CircleID readers and participants include some of the most avid members of the Internet community and leaders of the industry. Consequently, opinions and discussions on this website continue to gain international media attention. Listed below are samples of various sources that have made specific references to CircleID postings in their respective reports and stories.
Last year, a judge dismissed a junk e-mail lawsuit brought by serial anti-spam litigator James Gordon against e-mail marketer Virtumundo, ordering Gordon to pay Virtumundo $111,000 in legal fees and court costs.
One problem is that even if you trace an attacker to a particular country, it's difficult to know if the attackers are acting on their own or with the support of a government. (Just about every geopolitical standoff over the last decade has been followed by some sort of cyber attack, according to Internet news site CircleID.)
In his blog, security expert Gadi Evron says the effects of the DDOS attack may be felt across the Web. "DDoS attacks harm the Internet itself, rather than just this or that site, so soon this may require some of us in the Internet security operations community getting involved in mitigating the attacks, if they don't just drop on their own," he says.
One of the design goals for IPv6 was that it would rid the Internet of network address translation (NAT), gateways that match increasingly scarce public IPv4 addresses with private IPv4 addresses used inside corporations, government agencies and other organizations.
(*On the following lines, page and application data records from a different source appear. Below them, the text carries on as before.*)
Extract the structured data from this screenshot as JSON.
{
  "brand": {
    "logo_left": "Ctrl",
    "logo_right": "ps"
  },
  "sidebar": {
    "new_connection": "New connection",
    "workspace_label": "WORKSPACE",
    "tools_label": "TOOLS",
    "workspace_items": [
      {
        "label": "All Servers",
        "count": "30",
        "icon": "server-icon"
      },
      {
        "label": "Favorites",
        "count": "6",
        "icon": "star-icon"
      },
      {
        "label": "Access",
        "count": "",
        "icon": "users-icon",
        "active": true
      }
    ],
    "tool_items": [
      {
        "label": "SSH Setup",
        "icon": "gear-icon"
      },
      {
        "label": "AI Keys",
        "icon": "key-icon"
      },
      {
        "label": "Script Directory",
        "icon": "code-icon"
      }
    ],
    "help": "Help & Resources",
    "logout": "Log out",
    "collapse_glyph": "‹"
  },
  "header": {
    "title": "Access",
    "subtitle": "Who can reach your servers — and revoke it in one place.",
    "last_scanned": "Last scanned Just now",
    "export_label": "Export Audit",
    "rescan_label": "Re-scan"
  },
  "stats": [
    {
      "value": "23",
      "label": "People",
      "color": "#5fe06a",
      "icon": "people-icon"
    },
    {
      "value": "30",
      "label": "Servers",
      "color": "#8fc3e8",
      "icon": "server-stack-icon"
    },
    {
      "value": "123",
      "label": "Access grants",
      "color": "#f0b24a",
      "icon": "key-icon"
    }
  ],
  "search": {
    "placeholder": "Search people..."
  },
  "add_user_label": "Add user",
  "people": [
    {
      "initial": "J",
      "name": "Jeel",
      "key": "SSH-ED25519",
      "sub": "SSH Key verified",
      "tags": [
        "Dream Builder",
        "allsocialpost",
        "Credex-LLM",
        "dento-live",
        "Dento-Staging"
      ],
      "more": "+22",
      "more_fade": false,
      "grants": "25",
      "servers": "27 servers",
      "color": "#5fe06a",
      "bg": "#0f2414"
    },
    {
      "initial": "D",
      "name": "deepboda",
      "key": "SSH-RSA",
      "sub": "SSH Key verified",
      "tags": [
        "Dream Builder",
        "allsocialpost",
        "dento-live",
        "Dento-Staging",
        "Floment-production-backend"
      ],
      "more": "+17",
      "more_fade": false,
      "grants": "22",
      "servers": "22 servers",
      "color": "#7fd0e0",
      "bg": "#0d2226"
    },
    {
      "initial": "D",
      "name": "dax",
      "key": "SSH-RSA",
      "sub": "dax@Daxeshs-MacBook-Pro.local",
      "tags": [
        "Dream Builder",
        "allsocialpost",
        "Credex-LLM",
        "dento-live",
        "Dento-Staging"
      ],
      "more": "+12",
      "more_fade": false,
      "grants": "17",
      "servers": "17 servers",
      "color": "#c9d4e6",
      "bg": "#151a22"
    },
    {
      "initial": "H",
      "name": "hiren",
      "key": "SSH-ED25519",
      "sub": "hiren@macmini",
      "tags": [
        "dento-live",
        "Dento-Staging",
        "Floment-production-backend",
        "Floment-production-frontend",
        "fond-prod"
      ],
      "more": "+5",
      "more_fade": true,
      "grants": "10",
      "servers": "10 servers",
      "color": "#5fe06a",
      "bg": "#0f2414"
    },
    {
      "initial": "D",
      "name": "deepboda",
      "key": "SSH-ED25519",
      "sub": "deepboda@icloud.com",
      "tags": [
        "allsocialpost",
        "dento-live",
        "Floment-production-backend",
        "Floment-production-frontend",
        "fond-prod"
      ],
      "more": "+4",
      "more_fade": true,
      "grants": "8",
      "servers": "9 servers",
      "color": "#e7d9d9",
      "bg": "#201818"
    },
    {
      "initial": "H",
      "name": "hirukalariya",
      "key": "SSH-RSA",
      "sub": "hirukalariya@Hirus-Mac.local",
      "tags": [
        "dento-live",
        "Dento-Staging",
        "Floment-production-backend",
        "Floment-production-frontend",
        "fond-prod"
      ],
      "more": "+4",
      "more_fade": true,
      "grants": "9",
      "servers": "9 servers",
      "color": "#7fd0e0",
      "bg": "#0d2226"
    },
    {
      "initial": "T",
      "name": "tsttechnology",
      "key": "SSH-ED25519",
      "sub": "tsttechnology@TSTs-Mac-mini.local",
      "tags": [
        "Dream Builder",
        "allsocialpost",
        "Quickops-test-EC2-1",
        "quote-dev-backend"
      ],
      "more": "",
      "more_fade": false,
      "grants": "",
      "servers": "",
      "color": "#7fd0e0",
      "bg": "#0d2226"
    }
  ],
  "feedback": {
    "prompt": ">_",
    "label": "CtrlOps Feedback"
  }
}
Network Solutions, however, insists that this is not the case. In a statement sent to CircleID, Network Solutions VP of Policy Jonathon Nevett described the new policy as a "security measure" meant to protect customers.
Edmon Chung, the 31-year-old CEO of DotAsia, the nonprofit organization that will manage the new TLD, points out that the seeds of .asia were planted back in 2000 by an informal working group led by Asian Internet-community veterans like Hong Kong's Cheng Che-Hoo, now a member of DotAsia's board of directors.
"[I]f you look at what Web hosting went for in 2000, compared to what it costs today, the amount of space and transfer limits for a typical account have grown far higher than thirty-fold, and at the same time prices have gone down, said George Kirikos, president of Canadian financial software company Leap of Faith Financial Services, in a post on CircleID.com ... [here]
...John Berryhill, who on Saturday wrote [here] on the Internet infrastructure blog CircleID: "The .cm (Cameroon) ccTLD operators have discovered that since their TLD is simply one omitted letter away from .com, that there is a gold mine in the typo traffic that comes their way. Accordingly, Cameroon has now wildcarded its ccTLD and is monetizing the traffic.
"OpenDNS will have the power to censor domains or classes of domains... A typosquatter somewhere surely will make that assertion," wrote Mark Jeftovic [here], co-founder of easyDNS Technlogies, in a post on CircleID, a community site focused on Internet infrastructure.
The purpose that they came up with doesn't seem to go well with a commercial search engine using the information as part of their ranking algorithm. Their definition was agreed to by the GNSO, at a vote by teleconference on April 12th.
"Those who claim to be able to add new 'suffixes' or 'TLDs' are generally pirates or con-men with something to sell," said Paul Vixie, who sits in several committees of the California-based Internet Corporation for Assigned Names and Numbers (ICANN) with day-to-day control of the Web, on his CircleID blog.
As John Levine and others found in the agreement, fees to ICANN go up quite a bit under this agreement, essentially tripling. The ICANN fee for a domain is currently at 25 cents, but starting on Jan. 1, 2006, a new 37-cent fee will commence, to be raised to 45 cents six months later and to 50 cents on Jan. 1, 2007.
A recent decision by the WIPO Arbitration Center took the domain name walmartfacts.biz away from Jeff Milchen, a self-described Wal-Mart critic... According to Evan Brown...
In an excellent dissection of the history of Sender ID, published on the CircleID website [here], IETF member Yakov Shafranovich points out that most of Microsoft's contribution was built on top of work done by others.
Paul Vixie, who wrote the "Repudiating Mail-From" paper in 2002, noted in a recent online post attached to a CircleID.com interview with Meng Wong about SPF that he has low expectations for success.
Sonia Arrison argues in CNET that ICANN needs to be "reined in." Eliot Noss takes the other side of the issue, writing in CircleID that the nations at WSIS are better off with an ICANN-like structure.
This past summer, hijacked PCs were used to host porn and credit card phishing sites, according to research by Stewart and security consultant Richard M. Smith.
According to a CircleID.com report by Benjamin Edelman [here], a researcher at Harvard's Berkman Center for Internet and Society, VeriSign's Web traffic ranking soared from 1,559 to 19 since SiteFinder was instituted.
CircleID postings have regularly appeared on Slashdot, one of Internet's most pupular news sites. A listing of various posts on Slashdot to CircleID can be found here.
CircleID Now of Facebook
May 28, 2010
Please Take a Moment to Answer this Survey
Aug 25, 2008